In a bid to give a helping hand to the battered Indian economy, Prime Minister Narendra Modi had announced Rs 20 lakh crore special Covid-19 package in his address to the nation on May 12. Over the next five days, Union Finance Minister Nirmala Sitharaman provided details of the Covid-19 package ending up with measures worth Rs 21 lakh crore for an Aatm Nirbhar Bharat.
The relief package announced, though soft on direct stimulus, offers enough liquidity by creating emergency credit lines that companies can avail from banks.
Industry leaders have raised their objection with the package saying this is too liquidity centric while the lingering problem with the Indian economy is not of liquidity but of demand.
FOLLOW FULL COVERAGE OF INDIA TODAY E-CONCLAVE
India Today TV will be joined by a host of the sharpest economic minds in the country to decode whether this package is an economic booster or just a grand loan mela. Deconstructing stimulus 2.0 at the India Today e-Conclave Jumpstart India series are Principal Economic Adviser Sanjeev Sanyal, director of National Institue of Public Finance and Policy Rathin Roy, senior lecturer at Harvard Business School Vikram Gandhi, economist and former chief economic adviser Arvind Virmani, Citi Group’s chief India economist Samiran Chakraborty and HSBC’s chief India economist Pranjul Bhandari.
Here is what they have to say:
WHY NO DIRECT CASH TRANSFER TO MIGRANTS

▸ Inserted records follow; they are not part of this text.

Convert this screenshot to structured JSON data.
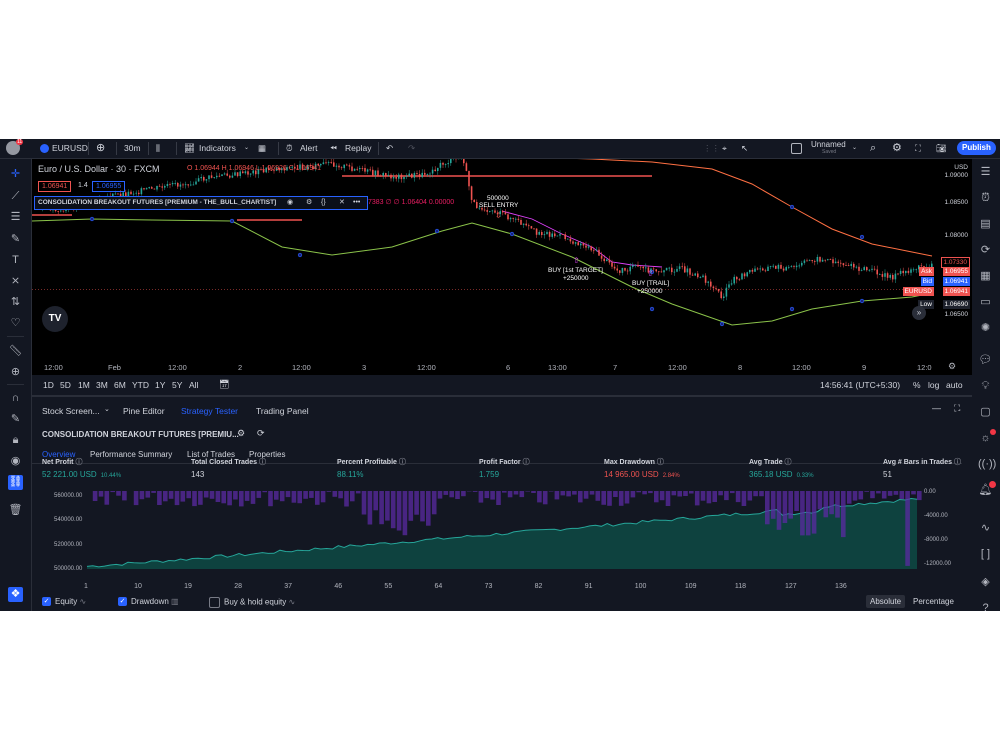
{
  "toolbar": {
    "symbol": "EURUSD",
    "interval": "30m",
    "indicators": "Indicators",
    "alert": "Alert",
    "replay": "Replay",
    "layout_name": "Unnamed",
    "layout_status": "Saved",
    "publish": "Publish",
    "avatar_badge": "11"
  },
  "legend": {
    "title": "Euro / U.S. Dollar · 30 · FXCM",
    "ohlc_o": "O 1.06944",
    "ohlc_h": "H 1.06946",
    "ohlc_l": "L 1.06926",
    "ohlc_c": "C 1.06941",
    "bid": "1.06941",
    "spread": "1.4",
    "ask": "1.06955",
    "strategy_name": "CONSOLIDATION BREAKOUT FUTURES [PREMIUM - THE_BULL_CHARTIST]",
    "strategy_values": "7383 ∅ ∅ 1.06404 0.00000"
  },
  "annotations": {
    "sell_qty": "500000",
    "sell_label": "SELL ENTRY",
    "buy1_label": "BUY [1st TARGET]",
    "buy1_qty": "+250000",
    "buy2_label": "BUY [TRAIL]",
    "buy2_qty": "+250000"
  },
  "price_scale": {
    "currency": "USD",
    "levels": [
      "1.09000",
      "1.08500",
      "1.08000",
      "1.07500",
      "1.07000",
      "1.06500"
    ],
    "tag_red_price": "1.07330",
    "ask_label": "Ask",
    "ask_price": "1.06955",
    "bid_label": "Bid",
    "bid_price": "1.06941",
    "sym_label": "EURUSD",
    "sym_price": "1.06941",
    "low_label": "Low",
    "low_price": "1.06690"
  },
  "time_scale": [
    "12:00",
    "Feb",
    "12:00",
    "2",
    "12:00",
    "3",
    "12:00",
    "6",
    "13:00",
    "7",
    "12:00",
    "8",
    "12:00",
    "9",
    "12:0"
  ],
  "ranges": [
    "1D",
    "5D",
    "1M",
    "3M",
    "6M",
    "YTD",
    "1Y",
    "5Y",
    "All"
  ],
  "range_bar": {
    "clock": "14:56:41 (UTC+5:30)",
    "pct": "%",
    "log": "log",
    "auto": "auto"
  },
  "panel_tabs": [
    "Stock Screen...",
    "Pine Editor",
    "Strategy Tester",
    "Trading Panel"
  ],
  "strategy_short": "CONSOLIDATION BREAKOUT FUTURES [PREMIU...",
  "sub_tabs": [
    "Overview",
    "Performance Summary",
    "List of Trades",
    "Properties"
  ],
  "stats": [
    {
      "label": "Net Profit",
      "value": "52 221.00 USD",
      "extra": "10.44%",
      "color": "#26a69a"
    },
    {
      "label": "Total Closed Trades",
      "value": "143",
      "extra": "",
      "color": "#d1d4dc"
    },
    {
      "label": "Percent Profitable",
      "value": "88.11%",
      "extra": "",
      "color": "#26a69a"
    },
    {
      "label": "Profit Factor",
      "value": "1.759",
      "extra": "",
      "color": "#26a69a"
    },
    {
      "label": "Max Drawdown",
      "value": "14 965.00 USD",
      "extra": "2.84%",
      "color": "#ef5350"
    },
    {
      "label": "Avg Trade",
      "value": "365.18 USD",
      "extra": "0.33%",
      "color": "#26a69a"
    },
    {
      "label": "Avg # Bars in Trades",
      "value": "51",
      "extra": "",
      "color": "#d1d4dc"
    }
  ],
  "chart_data": {
    "type": "area",
    "title": "",
    "x_ticks": [
      1,
      10,
      19,
      28,
      37,
      46,
      55,
      64,
      73,
      82,
      91,
      100,
      109,
      118,
      127,
      136
    ],
    "left_axis": [
      "560000.00",
      "540000.00",
      "520000.00",
      "500000.00"
    ],
    "right_axis": [
      "0.00",
      "-4000.00",
      "-8000.00",
      "-12000.00"
    ],
    "equity_range": [
      500000,
      560000
    ],
    "drawdown_range": [
      0,
      -12000
    ]
  },
  "footer": {
    "equity": "Equity",
    "drawdown": "Drawdown",
    "buyhold": "Buy & hold equity",
    "absolute": "Absolute",
    "percentage": "Percentage"
  },
  "colors": {
    "accent": "#2962ff",
    "up": "#26a69a",
    "down": "#ef5350",
    "drawdown": "#7e57c2"
  }
}
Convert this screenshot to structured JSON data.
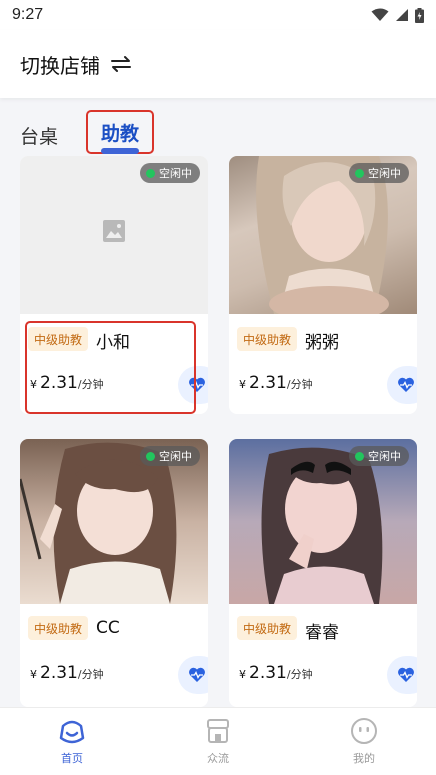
{
  "status_bar": {
    "time": "9:27"
  },
  "header": {
    "title": "切换店铺"
  },
  "tabs": [
    {
      "label": "台桌",
      "active": false
    },
    {
      "label": "助教",
      "active": true
    }
  ],
  "cards": [
    {
      "status": "空闲中",
      "level": "中级助教",
      "name": "小和",
      "currency": "¥",
      "price": "2.31",
      "unit": "/分钟",
      "photo": "placeholder-image"
    },
    {
      "status": "空闲中",
      "level": "中级助教",
      "name": "粥粥",
      "currency": "¥",
      "price": "2.31",
      "unit": "/分钟",
      "photo": "portrait"
    },
    {
      "status": "空闲中",
      "level": "中级助教",
      "name": "CC",
      "currency": "¥",
      "price": "2.31",
      "unit": "/分钟",
      "photo": "portrait"
    },
    {
      "status": "空闲中",
      "level": "中级助教",
      "name": "睿睿",
      "currency": "¥",
      "price": "2.31",
      "unit": "/分钟",
      "photo": "portrait"
    }
  ],
  "bottom_nav": [
    {
      "label": "首页",
      "icon": "home-face-icon",
      "active": true
    },
    {
      "label": "众流",
      "icon": "shop-icon",
      "active": false
    },
    {
      "label": "我的",
      "icon": "profile-face-icon",
      "active": false
    }
  ],
  "colors": {
    "accent": "#3e64d6",
    "highlight_box": "#d9342b",
    "status_dot": "#22c55e",
    "level_tag_bg": "#fdf0dc",
    "level_tag_text": "#c26a13"
  }
}
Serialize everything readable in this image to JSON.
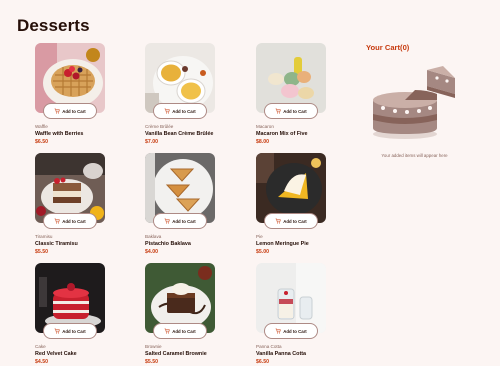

Sanjeev Sanyal: There were 2 elements to package. One was the supply side — unapologetic pitch for privatisation, opening up of agriculture, labour laws. Then there was the issue of what to do with demand. We have done a bunch of things to pump cash through. The first package also covered this. Also made arrangements for enhanced use of MGNREGA. It’s not as if we are not creating different avenues for cash to trickle down to the bottom of the pyramid. But we have to take into account that unless the business sector, particularly MSMEs, don’t have liquidity, there will be a serious jobs problem. We ensured this sector gets an adequate amount of cash.